share that they experience physical pain—both intermittent and chronic. Having constant pain can make life very challenging. Meanwhile, many prescription and over-the-counter drugs
have severe side effects. The good news is that there are pain management
strategies that can address pain without medication.
An April 2011 article, published in the Journal of Neuroscience, described a study involving 15 healthy volunteers who had never before meditated. Over the course of four 20 minute classes they learned to meditate.
The volunteers were then subjected to 120 degree heat on small areas of their legs for five minutes, during which time researchers monitored their subjects’ brain activity through MRI's. Next, researchers applied the same five minute heat while the volunteers meditated. When compared to their non-meditative states, the volunteers’ pain perception dramatically decreased during their meditative states. In fact, they experienced a 40% pain reduction and a 57% pain unpleasantness reduction.
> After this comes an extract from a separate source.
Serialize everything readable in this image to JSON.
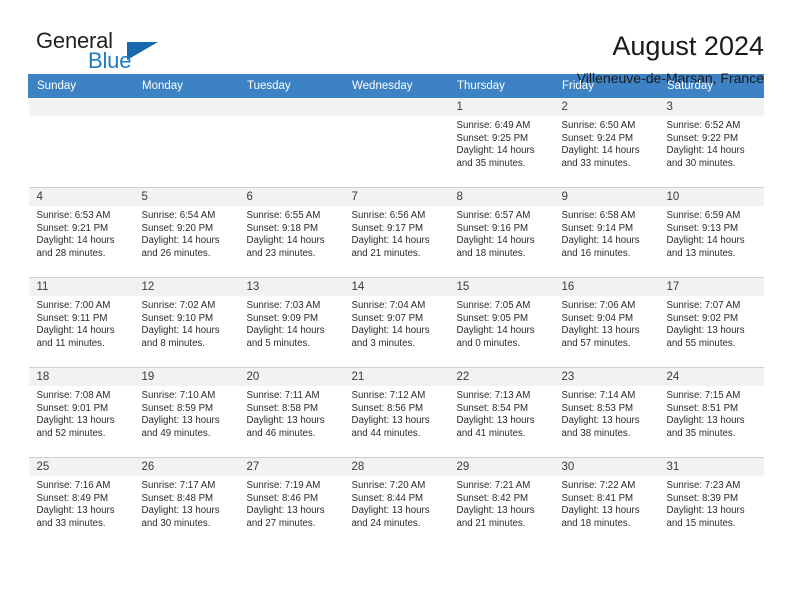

These percentages represent greater pain-relieving effects than narcotics such as morphine, which typically reduces pain by 25%.
The MRI’s themselves also revealed that meditation reduced activity in the somatosensory cortex, which is an area of the brain that is involved in creating the perception of where and how intense pain is experienced. In fact, the scans taken before the meditation took place show high somatosensory cortex activity. But when the volunteers were meditating and the pain was being induced, their somatosensory cortex activity was undetectable.
Clearly, this study shows that practicing meditation is an effective way to address pain. And you’ll find multiple other studies that come to similar conclusions. So next time you experience a headache, next time you hurt, or if you’re suffering right now with chronic pain, consider the role that meditation can play in improving your life.
You may ask, “Dr. Puff, what’s wrong with taking medication if it works?” My answer is simple. As a licensed clinical psychologist, I’ve treated many people in my practice that have had to take pain medication; many have become addicted to it. Addiction to pain medication is a very common among those who have to use medication regularly. This addiction can have serious effects on a person’s life, personality, family, friends. In addition, many pain medications also have side effects on the body and its organs, which is why most doctors run medical and blood tests on patients who take strong medications regularly.
In my case, I recall slamming my finger in the car door. In fact, it was fully closed with my finger still lodged between the door and the frame. Once I freed my finger, I breathed slowly and deeply, and within 10 seconds the pain went away. I know that I have a very high tolerance for pain naturally, but I also believe that my quick recovery was a result of my regular meditation practice.
I encourage you to join me on this meditation journey. You may find that it will help you take on whatever pain you experience—whether small, large, chronic, or intermittent. Living with chronic pain is challenging at best. If you’ve been treating it through medication, consider the role that meditation can play in pain management. Even if, after picking up a regular meditation practice, you still find yourself requiring prescription drugs to decrease your pain, I believe that meditation will increase your overall quality of life. And the best part is that it's free and has no side effects.